(Dataset records Opens)
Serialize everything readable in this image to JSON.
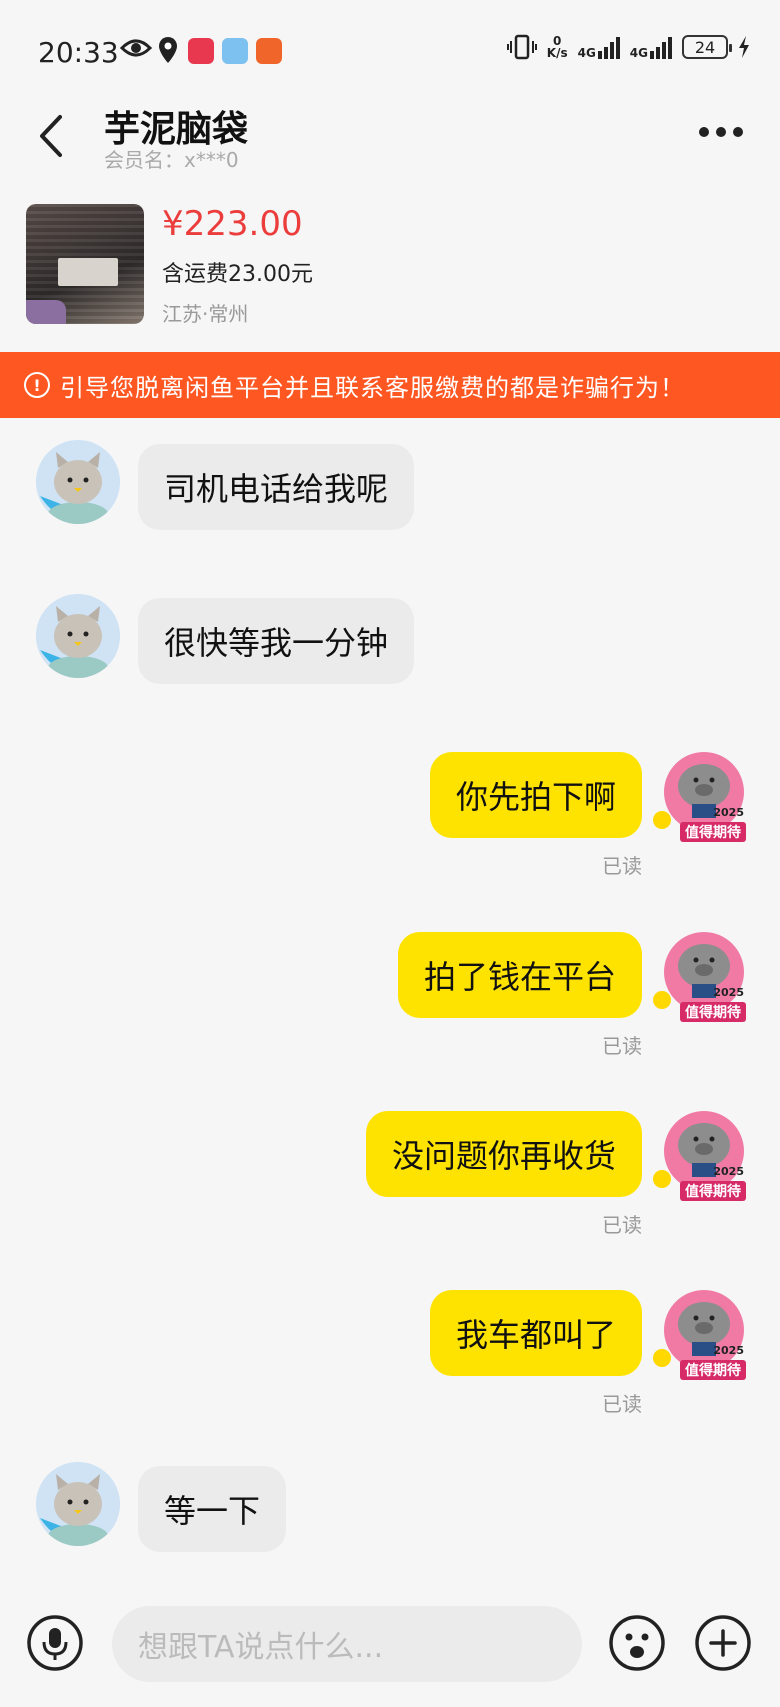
{
  "status_bar": {
    "time": "20:33",
    "network_speed_value": "0",
    "network_speed_unit": "K/s",
    "net1": "4G",
    "net2": "4G",
    "battery": "24"
  },
  "header": {
    "title": "芋泥脑袋",
    "member_name": "会员名：x***0"
  },
  "product": {
    "price": "¥223.00",
    "shipping": "含运费23.00元",
    "location": "江苏·常州"
  },
  "warning": {
    "text": "引导您脱离闲鱼平台并且联系客服缴费的都是诈骗行为！"
  },
  "messages": [
    {
      "side": "in",
      "text": "司机电话给我呢"
    },
    {
      "side": "in",
      "text": "很快等我一分钟"
    },
    {
      "side": "out",
      "text": "你先拍下啊",
      "status": "已读"
    },
    {
      "side": "out",
      "text": "拍了钱在平台",
      "status": "已读"
    },
    {
      "side": "out",
      "text": "没问题你再收货",
      "status": "已读"
    },
    {
      "side": "out",
      "text": "我车都叫了",
      "status": "已读"
    },
    {
      "side": "in",
      "text": "等一下"
    }
  ],
  "input": {
    "placeholder": "想跟TA说点什么..."
  },
  "avatar_badge": {
    "year": "2025",
    "slogan": "值得期待"
  },
  "colors": {
    "accent_yellow": "#ffe300",
    "warning_orange": "#ff5722",
    "price_red": "#ec3d3d"
  }
}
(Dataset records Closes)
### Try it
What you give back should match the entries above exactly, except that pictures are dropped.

### Task result
Serialize everything readable in this image to JSON.
{
  "status_bar": {
    "time": "20:33",
    "network_speed_value": "0",
    "network_speed_unit": "K/s",
    "net1": "4G",
    "net2": "4G",
    "battery": "24"
  },
  "header": {
    "title": "芋泥脑袋",
    "member_name": "会员名：x***0"
  },
  "product": {
    "price": "¥223.00",
    "shipping": "含运费23.00元",
    "location": "江苏·常州"
  },
  "warning": {
    "text": "引导您脱离闲鱼平台并且联系客服缴费的都是诈骗行为！"
  },
  "messages": [
    {
      "side": "in",
      "text": "司机电话给我呢"
    },
    {
      "side": "in",
      "text": "很快等我一分钟"
    },
    {
      "side": "out",
      "text": "你先拍下啊",
      "status": "已读"
    },
    {
      "side": "out",
      "text": "拍了钱在平台",
      "status": "已读"
    },
    {
      "side": "out",
      "text": "没问题你再收货",
      "status": "已读"
    },
    {
      "side": "out",
      "text": "我车都叫了",
      "status": "已读"
    },
    {
      "side": "in",
      "text": "等一下"
    }
  ],
  "input": {
    "placeholder": "想跟TA说点什么..."
  },
  "avatar_badge": {
    "year": "2025",
    "slogan": "值得期待"
  },
  "colors": {
    "accent_yellow": "#ffe300",
    "warning_orange": "#ff5722",
    "price_red": "#ec3d3d"
  }
}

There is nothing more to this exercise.